Recidivism In Texas Prisons

1372 Words6 Pages
The Texas Department of Criminal Justice System (TDCJ) incarcerates 143,691 inmates housed in 124 units (Texas Tribune, 2016). Nearly 95% of prison inmates across the United States will be released from prison (Petersilia, 2004), (as cited in Orrick and Vieraitis, 2015). 21,000 prisoners were released from Texas Prisons, and according to the statistics, one out of five of these inmates will within commit more crime three years after release (Burnett, 2015). According to Burnett (2015), recidivism in Texas is contributed to the lack of decent jobs and or supportive families, and ex-inmates tend to fall into the same environments without any new survival skills. Over time they go back to what they know best, which is to survive by way of criminal…show more content…
Finding a suitable place to live can be further complicated by not having gainful employment to sustain the offender’s cost of living. According to the research of Orrick and Vieraitis, (2015), there are some promising results found in evaluations of job assistance programs that combine pre, and post-release services coupled with agencies incentives for hiring ex-offenders. Notwithstanding income may meet short-term needs of ex-offenders, but Martin (2011) contends that financial literacy and asset ownership should cut down on recidivism.
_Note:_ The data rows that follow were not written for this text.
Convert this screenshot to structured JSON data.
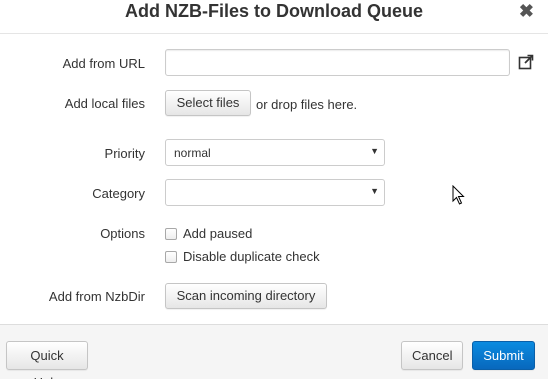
{
  "dialog": {
    "title": "Add NZB-Files to Download Queue",
    "close_symbol": "✖"
  },
  "form": {
    "url": {
      "label": "Add from URL",
      "value": "",
      "placeholder": "",
      "icon": "external-link-icon"
    },
    "local_files": {
      "label": "Add local files",
      "button_label": "Select files",
      "hint": "or drop files here."
    },
    "priority": {
      "label": "Priority",
      "selected": "normal"
    },
    "category": {
      "label": "Category",
      "selected": ""
    },
    "options": {
      "label": "Options",
      "add_paused": {
        "label": "Add paused",
        "checked": false
      },
      "disable_duplicate_check": {
        "label": "Disable duplicate check",
        "checked": false
      }
    },
    "nzbdir": {
      "label": "Add from NzbDir",
      "button_label": "Scan incoming directory"
    }
  },
  "footer": {
    "quick_help_label": "Quick Help",
    "cancel_label": "Cancel",
    "submit_label": "Submit"
  },
  "colors": {
    "primary": "#0a72cf",
    "footer_bg": "#f5f5f5"
  }
}
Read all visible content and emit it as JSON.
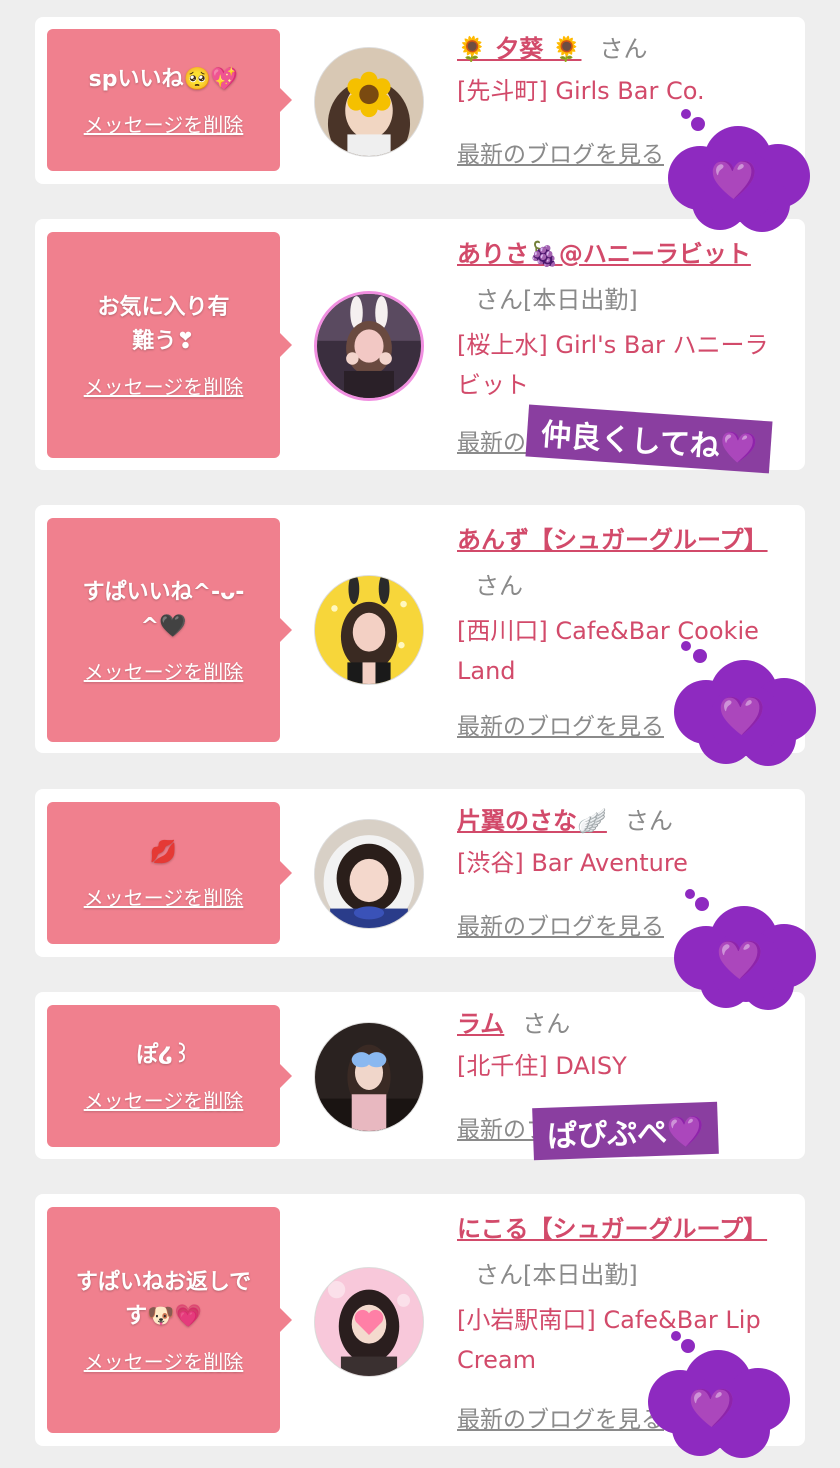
{
  "entries": [
    {
      "message": "spいいね🥺💖",
      "delete_label": "メッセージを削除",
      "name": "🌻 夕葵 🌻",
      "honorific": "さん",
      "status": "",
      "shop": "[先斗町] Girls Bar Co.",
      "blog_label": "最新のブログを見る",
      "avatar_icon": "sunflower-face-avatar"
    },
    {
      "message": "お気に入り有難う❣",
      "delete_label": "メッセージを削除",
      "name": "ありさ🍇@ハニーラビット",
      "honorific": "さん",
      "status": "[本日出勤]",
      "shop": "[桜上水] Girl's Bar ハニーラビット",
      "blog_label": "最新のブログを見る",
      "avatar_icon": "bunny-ears-avatar"
    },
    {
      "message": "すぱいいね^-ᴗ-^🖤",
      "delete_label": "メッセージを削除",
      "name": "あんず【シュガーグループ】",
      "honorific": "さん",
      "status": "",
      "shop": "[西川口] Cafe&Bar Cookie Land",
      "blog_label": "最新のブログを見る",
      "avatar_icon": "bunny-ears-avatar"
    },
    {
      "message": "💋",
      "delete_label": "メッセージを削除",
      "name": "片翼のさな🪽",
      "honorific": "さん",
      "status": "",
      "shop": "[渋谷] Bar Aventure",
      "blog_label": "最新のブログを見る",
      "avatar_icon": "girl-avatar"
    },
    {
      "message": "ぽ໒꒱",
      "delete_label": "メッセージを削除",
      "name": "ラム",
      "honorific": "さん",
      "status": "",
      "shop": "[北千住] DAISY",
      "blog_label": "最新のブログを見る",
      "avatar_icon": "butterfly-face-avatar"
    },
    {
      "message": "すぱいねお返しです🐶💗",
      "delete_label": "メッセージを削除",
      "name": "にこる【シュガーグループ】",
      "honorific": "さん",
      "status": "[本日出勤]",
      "shop": "[小岩駅南口] Cafe&Bar Lip Cream",
      "blog_label": "最新のブログを見る",
      "avatar_icon": "heart-face-avatar"
    }
  ],
  "stickers": {
    "heart": "💜",
    "label_1": "仲良くしてね💜",
    "label_2": "ぱぴぷぺ💜"
  },
  "colors": {
    "message_bg": "#f0808e",
    "name": "#d24a6a",
    "cloud": "#8e2ac0",
    "label_bg": "#8a3ea0"
  }
}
The biggest obstacle is the lack of education and work experience most especially for young offenders (Martin, 2011). The literature points to the lack of income and the inability to attain financial freedom legally as one of the primary variables that cause ex-offenders to reoffend. Martin (2011) writes that asset poverty should be combated at the micro-level and the macro-level, in doing so, reentry programs must target the ex-offender, community, and society. (p. 137). Reentry programs may focus on the bare necessities that ex-offenders may need to navigate in society and equip them with the knowledge and tools to enhance their life and overcome the tendency to commit future crimes. However, giving these ex-offenders a stake in society through asset ownership could give them a sense of inclusion in society, therefore, the desire to reoffend can decrease. Programs that focus of wealth accumulation is a great asset to include in reentry programs alongside the traditional educational and economic programs already offered (Marin,

More about Recidivism In Texas Prisons

Open Document